Extraintestinal manifestations of ulcerative colitis (UC) are detected in up to 25% of patients, more often with pancolitis. Various extraintestinal manifestations may develop, which are important in the diagnosis for both a rheumatologist and a proctologist: Erythema nodosum and gangrenous pyoderma due to circulating immune complexes, bacterial antigens and cryoproteins. Approximately 10% of patients with active colitis show aphthae on the oral mucosa, which disappear as the activity of the underlying disease decreases. 10% of patients suffer from inflammatory diseases of the eye (episiscleritis, uveitis, conjunctivitis, keratitis, retrobulbar neuritis, choroiditis). Often they are combined with other extraintestinal symptoms. The arrow indicates the synechia between the iris and the lens capsule. Inflammatory diseases of the joints: arthritis (25%), sacroileitis (15%) and ankylosing spondylitis (10%) can be combined with colitis or occur before the onset of the main symptomatology. Osteoporosis, osteomalacia, ischemic and aseptic necrosis are among the complications of corticosteroid therapy. Approximately 35% of patients with UC were diagnosed with dysfunction of the respiratory system. The relationship between acute pancreatitis and antibodies to exocrine pancreatic tissue and the true extraintestinal symptoms of ulcerative colitis remains a subject of discussion. In the acute phase of UC, a slight increase in serum transaminases is observed quite often, however, against the background of a decrease in the activity of the underlying disease, the indicators return to normal. While maintaining an increase in the levels of these enzymes, one should bear in mind the possibility of developing primary sclerosing cholangitis. Vasculitis, glomerulonephritis and myositis are rare extraintestinal symptoms. Assessing the severity of UC with extraintestinal complications can be interpreted differently by a rheumatologist and proctologist. From the point of view of a proctologist: usually, the severity of the disease and its activity correspond to the extent of damage to the mucous membrane of the colon, the frequency of relapse and the development of extraintestinal complications. From the point of view of a rheumatologist: the development of extraintestinal articular complications corresponds to a severe degree of ulcerative colitis of the colon and requires complex treatment.
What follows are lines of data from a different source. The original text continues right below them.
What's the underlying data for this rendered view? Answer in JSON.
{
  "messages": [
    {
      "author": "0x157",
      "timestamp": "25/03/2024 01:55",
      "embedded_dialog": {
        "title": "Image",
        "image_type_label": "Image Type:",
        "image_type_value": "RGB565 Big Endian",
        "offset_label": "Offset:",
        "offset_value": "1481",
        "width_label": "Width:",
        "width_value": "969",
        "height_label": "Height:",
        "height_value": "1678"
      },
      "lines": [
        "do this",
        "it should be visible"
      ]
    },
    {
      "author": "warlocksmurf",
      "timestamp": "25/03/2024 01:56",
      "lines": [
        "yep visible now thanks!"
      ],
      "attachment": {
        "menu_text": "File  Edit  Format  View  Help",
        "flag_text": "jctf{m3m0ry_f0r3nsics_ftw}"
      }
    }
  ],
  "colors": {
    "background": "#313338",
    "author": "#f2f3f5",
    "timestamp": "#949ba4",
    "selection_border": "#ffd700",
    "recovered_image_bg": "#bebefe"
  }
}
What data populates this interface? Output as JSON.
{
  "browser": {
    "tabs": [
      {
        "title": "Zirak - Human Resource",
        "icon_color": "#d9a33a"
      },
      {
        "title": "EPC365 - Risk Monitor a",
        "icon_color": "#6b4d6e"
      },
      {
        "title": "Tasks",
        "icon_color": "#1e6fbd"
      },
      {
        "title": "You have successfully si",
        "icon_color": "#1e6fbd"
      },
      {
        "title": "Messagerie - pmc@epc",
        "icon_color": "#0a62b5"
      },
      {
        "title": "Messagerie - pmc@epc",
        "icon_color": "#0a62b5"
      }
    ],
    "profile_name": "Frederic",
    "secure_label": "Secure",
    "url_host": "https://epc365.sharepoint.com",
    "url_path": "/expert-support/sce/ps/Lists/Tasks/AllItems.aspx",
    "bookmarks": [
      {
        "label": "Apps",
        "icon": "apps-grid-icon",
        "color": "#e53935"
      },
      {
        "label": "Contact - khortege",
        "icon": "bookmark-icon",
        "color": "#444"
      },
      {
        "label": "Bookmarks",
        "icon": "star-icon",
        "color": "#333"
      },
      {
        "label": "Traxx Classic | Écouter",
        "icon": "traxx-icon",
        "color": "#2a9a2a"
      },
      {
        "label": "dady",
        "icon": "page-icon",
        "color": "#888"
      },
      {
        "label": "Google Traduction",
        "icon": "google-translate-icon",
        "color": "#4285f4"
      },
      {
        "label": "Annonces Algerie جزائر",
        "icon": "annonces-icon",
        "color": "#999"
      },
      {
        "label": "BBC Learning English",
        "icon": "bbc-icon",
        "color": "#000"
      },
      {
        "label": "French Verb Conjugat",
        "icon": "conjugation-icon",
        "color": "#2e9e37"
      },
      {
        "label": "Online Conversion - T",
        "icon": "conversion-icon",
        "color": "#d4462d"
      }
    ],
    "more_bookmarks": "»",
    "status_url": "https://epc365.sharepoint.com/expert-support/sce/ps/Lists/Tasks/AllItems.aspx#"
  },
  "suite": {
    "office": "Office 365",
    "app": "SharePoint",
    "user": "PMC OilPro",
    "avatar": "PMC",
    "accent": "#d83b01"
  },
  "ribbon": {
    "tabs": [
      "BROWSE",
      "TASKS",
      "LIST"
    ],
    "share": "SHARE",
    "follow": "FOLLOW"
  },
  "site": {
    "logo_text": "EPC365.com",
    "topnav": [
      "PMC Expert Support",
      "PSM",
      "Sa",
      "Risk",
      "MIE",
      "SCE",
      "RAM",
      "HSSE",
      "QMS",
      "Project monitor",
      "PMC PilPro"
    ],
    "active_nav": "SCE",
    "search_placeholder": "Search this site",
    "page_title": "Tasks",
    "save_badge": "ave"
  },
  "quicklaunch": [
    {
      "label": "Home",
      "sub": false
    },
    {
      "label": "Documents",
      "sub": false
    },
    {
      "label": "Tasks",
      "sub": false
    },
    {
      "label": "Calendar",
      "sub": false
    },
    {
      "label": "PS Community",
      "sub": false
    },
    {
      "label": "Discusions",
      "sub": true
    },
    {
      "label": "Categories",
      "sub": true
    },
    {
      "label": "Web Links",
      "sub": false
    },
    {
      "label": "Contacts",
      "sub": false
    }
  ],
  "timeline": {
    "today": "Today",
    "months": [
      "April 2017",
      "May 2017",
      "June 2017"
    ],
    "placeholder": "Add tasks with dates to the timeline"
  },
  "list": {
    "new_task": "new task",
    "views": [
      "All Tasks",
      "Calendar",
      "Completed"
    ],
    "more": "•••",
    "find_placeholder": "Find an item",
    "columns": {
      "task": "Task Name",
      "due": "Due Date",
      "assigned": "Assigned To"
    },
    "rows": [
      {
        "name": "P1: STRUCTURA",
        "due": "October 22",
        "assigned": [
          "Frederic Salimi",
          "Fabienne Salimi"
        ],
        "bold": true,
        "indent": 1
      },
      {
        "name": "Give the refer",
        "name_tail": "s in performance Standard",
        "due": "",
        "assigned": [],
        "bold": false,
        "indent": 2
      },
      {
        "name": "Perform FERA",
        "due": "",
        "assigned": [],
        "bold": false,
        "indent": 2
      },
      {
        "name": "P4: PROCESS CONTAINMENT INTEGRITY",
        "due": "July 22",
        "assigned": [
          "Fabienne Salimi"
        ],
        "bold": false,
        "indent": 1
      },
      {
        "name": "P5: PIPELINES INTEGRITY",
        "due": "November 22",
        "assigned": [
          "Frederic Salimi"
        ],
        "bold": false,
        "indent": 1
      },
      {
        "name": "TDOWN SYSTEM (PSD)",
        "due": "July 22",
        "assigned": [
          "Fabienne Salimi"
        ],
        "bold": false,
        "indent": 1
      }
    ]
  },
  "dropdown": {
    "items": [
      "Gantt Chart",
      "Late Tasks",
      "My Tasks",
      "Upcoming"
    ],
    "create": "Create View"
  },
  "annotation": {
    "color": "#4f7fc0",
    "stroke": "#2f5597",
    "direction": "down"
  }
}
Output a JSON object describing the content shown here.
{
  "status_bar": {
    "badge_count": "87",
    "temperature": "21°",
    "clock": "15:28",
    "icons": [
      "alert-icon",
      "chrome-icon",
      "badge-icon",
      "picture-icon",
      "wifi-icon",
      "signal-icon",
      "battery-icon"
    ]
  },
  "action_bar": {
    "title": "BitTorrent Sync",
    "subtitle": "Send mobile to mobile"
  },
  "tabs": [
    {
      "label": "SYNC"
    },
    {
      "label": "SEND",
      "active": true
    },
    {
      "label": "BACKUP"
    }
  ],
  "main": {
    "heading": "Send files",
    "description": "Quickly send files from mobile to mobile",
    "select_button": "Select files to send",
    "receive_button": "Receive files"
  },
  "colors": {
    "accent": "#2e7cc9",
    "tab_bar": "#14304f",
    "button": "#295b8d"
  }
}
Extraintestinal, Manifestations, Ulcerative Colitis, Complications